**Required work**
Whatever the records below say, write them all out exactly.

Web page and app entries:
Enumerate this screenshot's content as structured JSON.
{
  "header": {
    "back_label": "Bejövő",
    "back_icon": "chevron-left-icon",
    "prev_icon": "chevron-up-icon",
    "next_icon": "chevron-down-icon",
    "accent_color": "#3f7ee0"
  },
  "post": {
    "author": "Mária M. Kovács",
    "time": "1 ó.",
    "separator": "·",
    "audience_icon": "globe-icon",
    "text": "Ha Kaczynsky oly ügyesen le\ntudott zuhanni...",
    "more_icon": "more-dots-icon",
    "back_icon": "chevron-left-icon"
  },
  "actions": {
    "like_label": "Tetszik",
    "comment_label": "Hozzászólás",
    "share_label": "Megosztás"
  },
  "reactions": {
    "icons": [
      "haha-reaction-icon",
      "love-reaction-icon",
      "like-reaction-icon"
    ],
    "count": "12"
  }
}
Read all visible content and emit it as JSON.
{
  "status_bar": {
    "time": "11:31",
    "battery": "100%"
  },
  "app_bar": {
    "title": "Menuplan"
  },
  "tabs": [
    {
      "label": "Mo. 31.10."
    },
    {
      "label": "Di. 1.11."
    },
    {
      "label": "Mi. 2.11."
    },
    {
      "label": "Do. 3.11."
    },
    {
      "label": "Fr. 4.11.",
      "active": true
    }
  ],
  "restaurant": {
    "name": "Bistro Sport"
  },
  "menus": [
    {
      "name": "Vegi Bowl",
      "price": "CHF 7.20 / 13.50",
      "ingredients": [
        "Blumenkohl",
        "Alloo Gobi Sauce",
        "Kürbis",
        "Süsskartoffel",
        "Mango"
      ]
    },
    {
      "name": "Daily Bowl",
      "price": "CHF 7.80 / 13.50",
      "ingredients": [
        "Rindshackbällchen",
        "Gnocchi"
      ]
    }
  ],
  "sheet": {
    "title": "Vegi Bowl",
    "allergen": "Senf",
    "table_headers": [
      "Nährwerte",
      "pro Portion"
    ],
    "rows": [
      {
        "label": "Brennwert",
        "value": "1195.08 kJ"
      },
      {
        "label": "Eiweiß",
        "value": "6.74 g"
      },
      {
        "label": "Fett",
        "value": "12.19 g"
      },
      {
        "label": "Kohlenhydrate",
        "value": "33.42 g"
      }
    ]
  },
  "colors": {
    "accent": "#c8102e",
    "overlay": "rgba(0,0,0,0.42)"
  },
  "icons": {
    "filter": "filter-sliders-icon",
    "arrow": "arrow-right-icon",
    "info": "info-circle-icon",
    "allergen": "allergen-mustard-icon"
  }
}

**Result for this exercise**
Enumerate this screenshot's content as structured JSON.
{
  "header": {
    "back_label": "Bejövő",
    "back_icon": "chevron-left-icon",
    "prev_icon": "chevron-up-icon",
    "next_icon": "chevron-down-icon",
    "accent_color": "#3f7ee0"
  },
  "post": {
    "author": "Mária M. Kovács",
    "time": "1 ó.",
    "separator": "·",
    "audience_icon": "globe-icon",
    "text": "Ha Kaczynsky oly ügyesen le\ntudott zuhanni...",
    "more_icon": "more-dots-icon",
    "back_icon": "chevron-left-icon"
  },
  "actions": {
    "like_label": "Tetszik",
    "comment_label": "Hozzászólás",
    "share_label": "Megosztás"
  },
  "reactions": {
    "icons": [
      "haha-reaction-icon",
      "love-reaction-icon",
      "like-reaction-icon"
    ],
    "count": "12"
  }
}
Read all visible content and emit it as JSON.
{
  "status_bar": {
    "time": "11:31",
    "battery": "100%"
  },
  "app_bar": {
    "title": "Menuplan"
  },
  "tabs": [
    {
      "label": "Mo. 31.10."
    },
    {
      "label": "Di. 1.11."
    },
    {
      "label": "Mi. 2.11."
    },
    {
      "label": "Do. 3.11."
    },
    {
      "label": "Fr. 4.11.",
      "active": true
    }
  ],
  "restaurant": {
    "name": "Bistro Sport"
  },
  "menus": [
    {
      "name": "Vegi Bowl",
      "price": "CHF 7.20 / 13.50",
      "ingredients": [
        "Blumenkohl",
        "Alloo Gobi Sauce",
        "Kürbis",
        "Süsskartoffel",
        "Mango"
      ]
    },
    {
      "name": "Daily Bowl",
      "price": "CHF 7.80 / 13.50",
      "ingredients": [
        "Rindshackbällchen",
        "Gnocchi"
      ]
    }
  ],
  "sheet": {
    "title": "Vegi Bowl",
    "allergen": "Senf",
    "table_headers": [
      "Nährwerte",
      "pro Portion"
    ],
    "rows": [
      {
        "label": "Brennwert",
        "value": "1195.08 kJ"
      },
      {
        "label": "Eiweiß",
        "value": "6.74 g"
      },
      {
        "label": "Fett",
        "value": "12.19 g"
      },
      {
        "label": "Kohlenhydrate",
        "value": "33.42 g"
      }
    ]
  },
  "colors": {
    "accent": "#c8102e",
    "overlay": "rgba(0,0,0,0.42)"
  },
  "icons": {
    "filter": "filter-sliders-icon",
    "arrow": "arrow-right-icon",
    "info": "info-circle-icon",
    "allergen": "allergen-mustard-icon"
  }
}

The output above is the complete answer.